> Task
Copy every record word for word. The images stay behind.

> Data

◇ ◇ ◇ ◇

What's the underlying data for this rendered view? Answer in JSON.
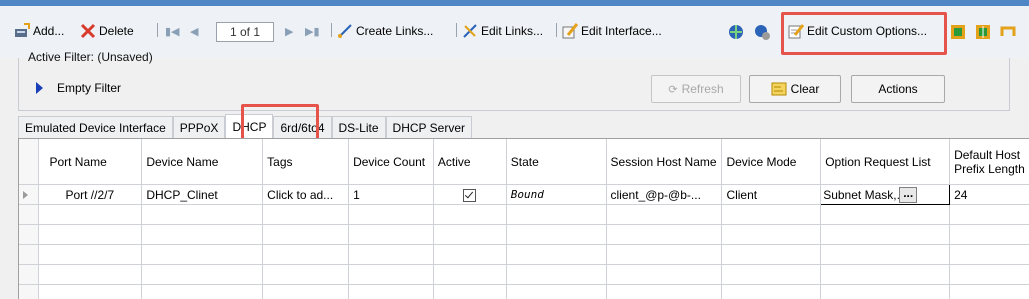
{
  "toolbar": {
    "add_label": "Add...",
    "delete_label": "Delete",
    "pager_text": "1 of 1",
    "create_links_label": "Create Links...",
    "edit_links_label": "Edit Links...",
    "edit_interface_label": "Edit Interface...",
    "edit_custom_options_label": "Edit Custom Options..."
  },
  "filter": {
    "active_filter_label": "Active Filter:  (Unsaved)",
    "empty_filter_label": "Empty Filter",
    "refresh_label": "Refresh",
    "clear_label": "Clear",
    "actions_label": "Actions"
  },
  "tabs": [
    "Emulated Device Interface",
    "PPPoX",
    "DHCP",
    "6rd/6to4",
    "DS-Lite",
    "DHCP Server"
  ],
  "grid": {
    "columns": [
      "Port Name",
      "Device Name",
      "Tags",
      "Device Count",
      "Active",
      "State",
      "Session Host Name",
      "Device Mode",
      "Option Request List",
      "Default Host Prefix Length"
    ],
    "row": {
      "port_name": "Port //2/7",
      "device_name": "DHCP_Clinet",
      "tags": "Click to ad...",
      "device_count": "1",
      "state": "Bound",
      "session_host_name": "client_@p-@b-...",
      "device_mode": "Client",
      "option_request_list": "Subnet Mask,...",
      "default_host_prefix_length": "24"
    }
  },
  "colors": {
    "highlight": "#e5534b",
    "title_bar": "#4f86c6"
  }
}
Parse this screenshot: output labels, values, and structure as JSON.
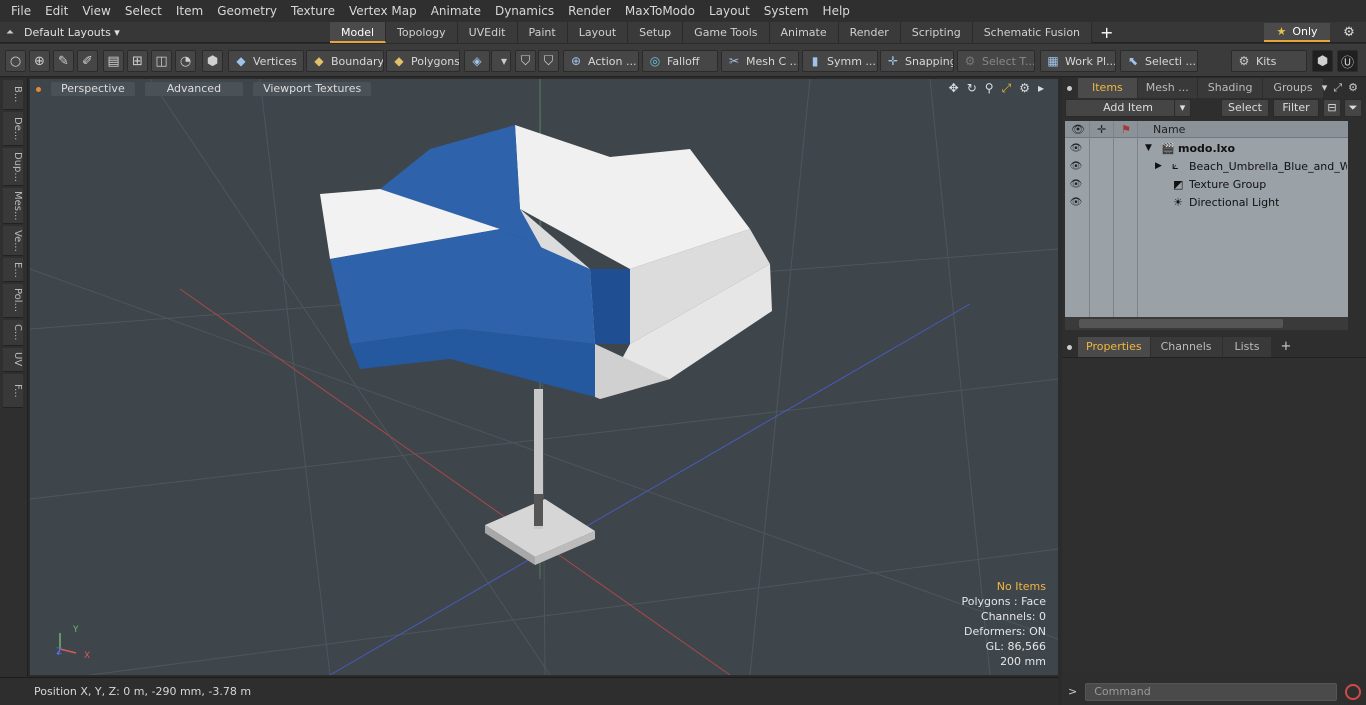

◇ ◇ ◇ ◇

> Reply
What's the underlying data for this rendered view? Answer in JSON.
{
  "toolbar": {
    "add_label": "Add...",
    "delete_label": "Delete",
    "pager_text": "1 of 1",
    "create_links_label": "Create Links...",
    "edit_links_label": "Edit Links...",
    "edit_interface_label": "Edit Interface...",
    "edit_custom_options_label": "Edit Custom Options..."
  },
  "filter": {
    "active_filter_label": "Active Filter:  (Unsaved)",
    "empty_filter_label": "Empty Filter",
    "refresh_label": "Refresh",
    "clear_label": "Clear",
    "actions_label": "Actions"
  },
  "tabs": [
    "Emulated Device Interface",
    "PPPoX",
    "DHCP",
    "6rd/6to4",
    "DS-Lite",
    "DHCP Server"
  ],
  "grid": {
    "columns": [
      "Port Name",
      "Device Name",
      "Tags",
      "Device Count",
      "Active",
      "State",
      "Session Host Name",
      "Device Mode",
      "Option Request List",
      "Default Host Prefix Length"
    ],
    "row": {
      "port_name": "Port //2/7",
      "device_name": "DHCP_Clinet",
      "tags": "Click to ad...",
      "device_count": "1",
      "state": "Bound",
      "session_host_name": "client_@p-@b-...",
      "device_mode": "Client",
      "option_request_list": "Subnet Mask,...",
      "default_host_prefix_length": "24"
    }
  },
  "colors": {
    "highlight": "#e5534b",
    "title_bar": "#4f86c6"
  }
}
Parse this screenshot: output labels, values, and structure as JSON.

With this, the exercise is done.